• **Task goal**: Repeat the records word for word, excluding any picture.

• **Information shown**:

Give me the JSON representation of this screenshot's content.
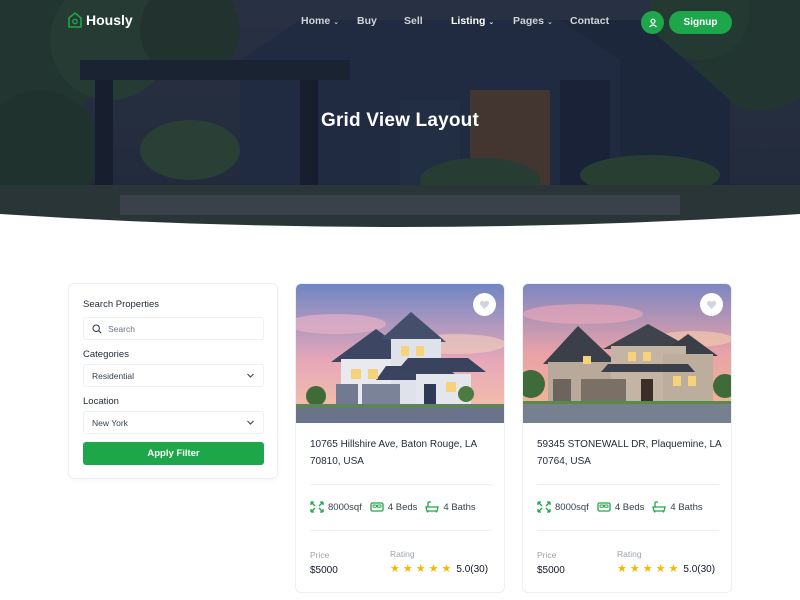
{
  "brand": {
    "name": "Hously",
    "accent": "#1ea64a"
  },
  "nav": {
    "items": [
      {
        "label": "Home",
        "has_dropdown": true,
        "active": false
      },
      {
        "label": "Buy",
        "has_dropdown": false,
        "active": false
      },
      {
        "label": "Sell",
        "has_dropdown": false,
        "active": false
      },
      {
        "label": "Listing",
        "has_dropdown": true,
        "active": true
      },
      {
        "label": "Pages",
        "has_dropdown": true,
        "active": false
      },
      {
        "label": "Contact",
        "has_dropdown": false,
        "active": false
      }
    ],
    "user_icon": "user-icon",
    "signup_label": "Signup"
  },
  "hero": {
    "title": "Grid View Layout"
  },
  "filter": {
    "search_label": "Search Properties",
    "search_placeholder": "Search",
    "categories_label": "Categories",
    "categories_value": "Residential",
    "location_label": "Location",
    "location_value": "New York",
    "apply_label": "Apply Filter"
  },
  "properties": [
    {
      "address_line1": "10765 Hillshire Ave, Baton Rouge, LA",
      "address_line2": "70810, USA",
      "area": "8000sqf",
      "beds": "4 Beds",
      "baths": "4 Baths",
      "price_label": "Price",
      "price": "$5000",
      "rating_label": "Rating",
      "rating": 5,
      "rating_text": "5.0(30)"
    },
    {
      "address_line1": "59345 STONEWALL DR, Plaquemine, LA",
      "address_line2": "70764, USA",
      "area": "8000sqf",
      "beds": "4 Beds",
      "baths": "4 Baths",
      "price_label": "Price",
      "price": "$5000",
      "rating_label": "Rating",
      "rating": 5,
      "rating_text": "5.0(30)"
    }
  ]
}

• **Solution for this exercise**:
Give me the JSON representation of this screenshot's content.
{
  "brand": {
    "name": "Hously",
    "accent": "#1ea64a"
  },
  "nav": {
    "items": [
      {
        "label": "Home",
        "has_dropdown": true,
        "active": false
      },
      {
        "label": "Buy",
        "has_dropdown": false,
        "active": false
      },
      {
        "label": "Sell",
        "has_dropdown": false,
        "active": false
      },
      {
        "label": "Listing",
        "has_dropdown": true,
        "active": true
      },
      {
        "label": "Pages",
        "has_dropdown": true,
        "active": false
      },
      {
        "label": "Contact",
        "has_dropdown": false,
        "active": false
      }
    ],
    "user_icon": "user-icon",
    "signup_label": "Signup"
  },
  "hero": {
    "title": "Grid View Layout"
  },
  "filter": {
    "search_label": "Search Properties",
    "search_placeholder": "Search",
    "categories_label": "Categories",
    "categories_value": "Residential",
    "location_label": "Location",
    "location_value": "New York",
    "apply_label": "Apply Filter"
  },
  "properties": [
    {
      "address_line1": "10765 Hillshire Ave, Baton Rouge, LA",
      "address_line2": "70810, USA",
      "area": "8000sqf",
      "beds": "4 Beds",
      "baths": "4 Baths",
      "price_label": "Price",
      "price": "$5000",
      "rating_label": "Rating",
      "rating": 5,
      "rating_text": "5.0(30)"
    },
    {
      "address_line1": "59345 STONEWALL DR, Plaquemine, LA",
      "address_line2": "70764, USA",
      "area": "8000sqf",
      "beds": "4 Beds",
      "baths": "4 Baths",
      "price_label": "Price",
      "price": "$5000",
      "rating_label": "Rating",
      "rating": 5,
      "rating_text": "5.0(30)"
    }
  ]
}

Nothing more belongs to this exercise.